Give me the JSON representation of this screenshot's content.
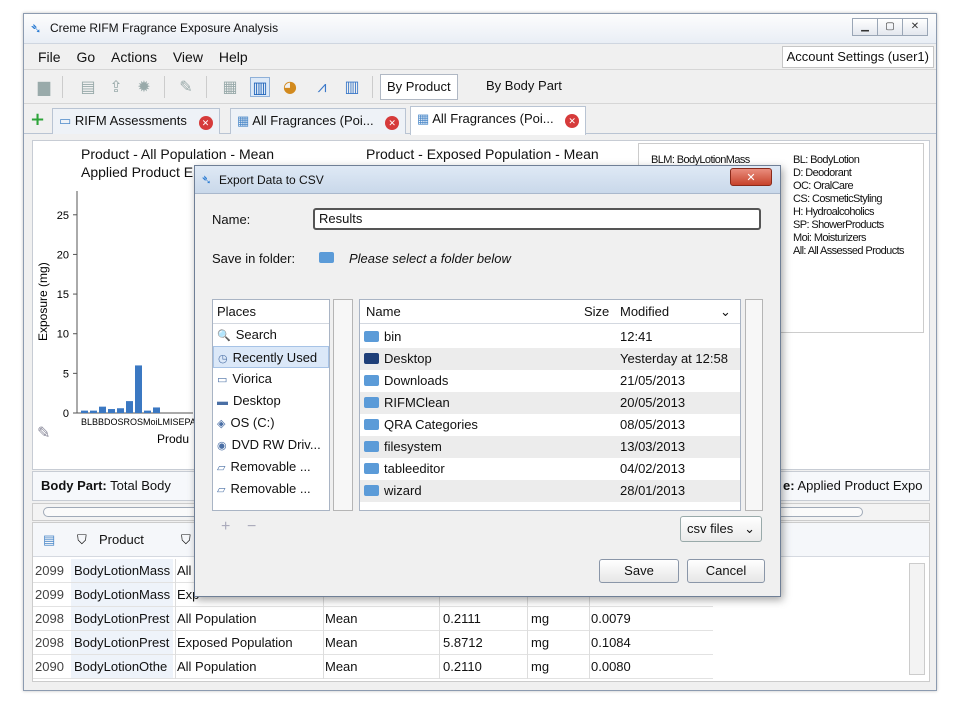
{
  "window": {
    "title": "Creme RIFM Fragrance Exposure Analysis"
  },
  "menu": {
    "items": [
      "File",
      "Go",
      "Actions",
      "View",
      "Help"
    ],
    "account": "Account Settings (user1)"
  },
  "toolbar": {
    "by_product": "By Product",
    "by_body_part": "By Body Part"
  },
  "tabs": [
    {
      "label": "RIFM Assessments"
    },
    {
      "label": "All Fragrances (Poi..."
    },
    {
      "label": "All Fragrances (Poi..."
    }
  ],
  "chart1": {
    "title_line1": "Product - All Population - Mean",
    "title_line2": "Applied Product E",
    "ylabel": "Exposure (mg)",
    "xlabel": "Produ",
    "xticks_text": "BLBBDOSROSMoiLMISEPAS"
  },
  "chart2": {
    "title_line1": "Product - Exposed Population - Mean"
  },
  "chart_data": {
    "type": "bar",
    "title": "Product - All Population - Mean",
    "ylabel": "Exposure (mg)",
    "yticks": [
      0,
      5,
      10,
      15,
      20,
      25
    ],
    "ylim": [
      0,
      28
    ],
    "values": [
      0.3,
      0.3,
      0.8,
      0.5,
      0.6,
      1.5,
      6.0,
      0.3,
      0.7
    ]
  },
  "legend": {
    "col1": [
      "BLM: BodyLotionMass"
    ],
    "col2": [
      "BL: BodyLotion",
      "D: Deodorant",
      "OC: OralCare",
      "CS: CosmeticStyling",
      "H: Hydroalcoholics",
      "SP: ShowerProducts",
      "Moi: Moisturizers",
      "All: All Assessed Products"
    ]
  },
  "infobar": {
    "left_bold": "Body Part:",
    "left_value": "Total Body",
    "right_bold": "e:",
    "right_value": "Applied Product Expo"
  },
  "grid": {
    "head_product": "Product",
    "rows": [
      [
        "2099",
        "BodyLotionMass",
        "All",
        "",
        "",
        "",
        ""
      ],
      [
        "2099",
        "BodyLotionMass",
        "Exp",
        "",
        "",
        "",
        ""
      ],
      [
        "2098",
        "BodyLotionPrest",
        "All Population",
        "Mean",
        "0.2111",
        "mg",
        "0.0079"
      ],
      [
        "2098",
        "BodyLotionPrest",
        "Exposed Population",
        "Mean",
        "5.8712",
        "mg",
        "0.1084"
      ],
      [
        "2090",
        "BodyLotionOthe",
        "All Population",
        "Mean",
        "0.2110",
        "mg",
        "0.0080"
      ]
    ]
  },
  "dialog": {
    "title": "Export Data to CSV",
    "name_label": "Name:",
    "name_value": "Results",
    "folder_label": "Save in folder:",
    "folder_hint": "Please select a folder below",
    "places_header": "Places",
    "places": [
      "Search",
      "Recently Used",
      "Viorica",
      "Desktop",
      "OS (C:)",
      "DVD RW Driv...",
      "Removable ...",
      "Removable ..."
    ],
    "files_header": {
      "name": "Name",
      "size": "Size",
      "modified": "Modified"
    },
    "files": [
      {
        "name": "bin",
        "modified": "12:41"
      },
      {
        "name": "Desktop",
        "modified": "Yesterday at 12:58"
      },
      {
        "name": "Downloads",
        "modified": "21/05/2013"
      },
      {
        "name": "RIFMClean",
        "modified": "20/05/2013"
      },
      {
        "name": "QRA Categories",
        "modified": "08/05/2013"
      },
      {
        "name": "filesystem",
        "modified": "13/03/2013"
      },
      {
        "name": "tableeditor",
        "modified": "04/02/2013"
      },
      {
        "name": "wizard",
        "modified": "28/01/2013"
      }
    ],
    "filter": "csv files",
    "save": "Save",
    "cancel": "Cancel"
  }
}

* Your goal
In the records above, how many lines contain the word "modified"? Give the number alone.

* Exercise output
9